According to the White House, China has also agreed to “purchase a not yet agreed upon, but very substantial amount of agricultural, energy, industrial and other product from the United States to reduce the trade imbalance.” Soybeans, other agricultural products, and energy products were reportedly included. China has not yet indicated whether this commitment will take the form of a policy change (such as a reduction in retaliatory tariffs on U.S. agriculture exports) or whether it will be left up to private-sector entities (as when EU Commission President Jean-Claude Juncker committed to purchasing U.S. soybeans as part of its agreement last July).

Following the meeting, President Trump said China also agreed to reduce 40% tariffs (25% of which is retaliation for U.S. tariffs) on U.S. automobile exports, though China has not confirmed that it will do so.

The latest agreement is a small, but positive step toward repairing the U.S.-China trade relationship. It likely postpones the risk of a fourth tranche of tariffs on another $267 billion in Chinese imports, which the Trump administration has previously threatened to impose, beyond the 90-day period. President Trump’s appointment of U.S. Trade Representative (USTR) Robert Lighthizer, who managed to conclude the renegotiation of NAFTA, as the lead for the 90-day talks suggests that serious negotiations will take place.
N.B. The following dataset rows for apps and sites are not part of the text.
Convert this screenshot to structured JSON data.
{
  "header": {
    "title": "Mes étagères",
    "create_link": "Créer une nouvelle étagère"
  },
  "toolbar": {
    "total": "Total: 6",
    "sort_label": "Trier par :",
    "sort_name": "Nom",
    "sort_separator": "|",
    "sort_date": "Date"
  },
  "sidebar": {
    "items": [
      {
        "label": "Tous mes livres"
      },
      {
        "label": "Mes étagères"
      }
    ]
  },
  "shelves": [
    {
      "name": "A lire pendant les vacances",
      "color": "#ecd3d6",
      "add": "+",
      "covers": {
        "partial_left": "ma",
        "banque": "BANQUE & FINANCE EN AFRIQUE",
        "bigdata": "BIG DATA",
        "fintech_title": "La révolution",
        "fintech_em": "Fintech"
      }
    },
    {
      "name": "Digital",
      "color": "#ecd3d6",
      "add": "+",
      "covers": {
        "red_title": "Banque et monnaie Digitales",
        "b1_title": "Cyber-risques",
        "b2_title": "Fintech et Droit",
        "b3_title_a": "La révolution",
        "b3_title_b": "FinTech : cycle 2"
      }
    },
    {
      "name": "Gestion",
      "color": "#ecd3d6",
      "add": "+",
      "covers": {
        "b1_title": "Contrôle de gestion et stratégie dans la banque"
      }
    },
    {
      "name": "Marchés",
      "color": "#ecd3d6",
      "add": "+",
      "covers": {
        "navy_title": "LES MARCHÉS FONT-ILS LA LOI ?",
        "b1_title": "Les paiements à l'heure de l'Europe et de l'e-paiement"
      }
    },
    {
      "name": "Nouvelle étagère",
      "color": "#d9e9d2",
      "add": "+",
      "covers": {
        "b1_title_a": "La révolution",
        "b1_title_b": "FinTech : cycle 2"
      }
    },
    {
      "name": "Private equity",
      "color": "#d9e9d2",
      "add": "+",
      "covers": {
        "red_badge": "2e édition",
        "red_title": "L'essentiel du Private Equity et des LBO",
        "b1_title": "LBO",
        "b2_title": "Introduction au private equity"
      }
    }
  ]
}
However, the gulf between what the U.S. is purportedly seeking—structural and meaningful economic reform—and what China seems currently prepared to offer remains wide. Much will depend on the Trump administration’s level of ambition. Companies with interest in China should ensure that the U.S. government is aware of opportunities to address their trade issues in China as well as the specific business risks arising from the current trade conflict (in particular any risks to U.S. jobs and economic growth).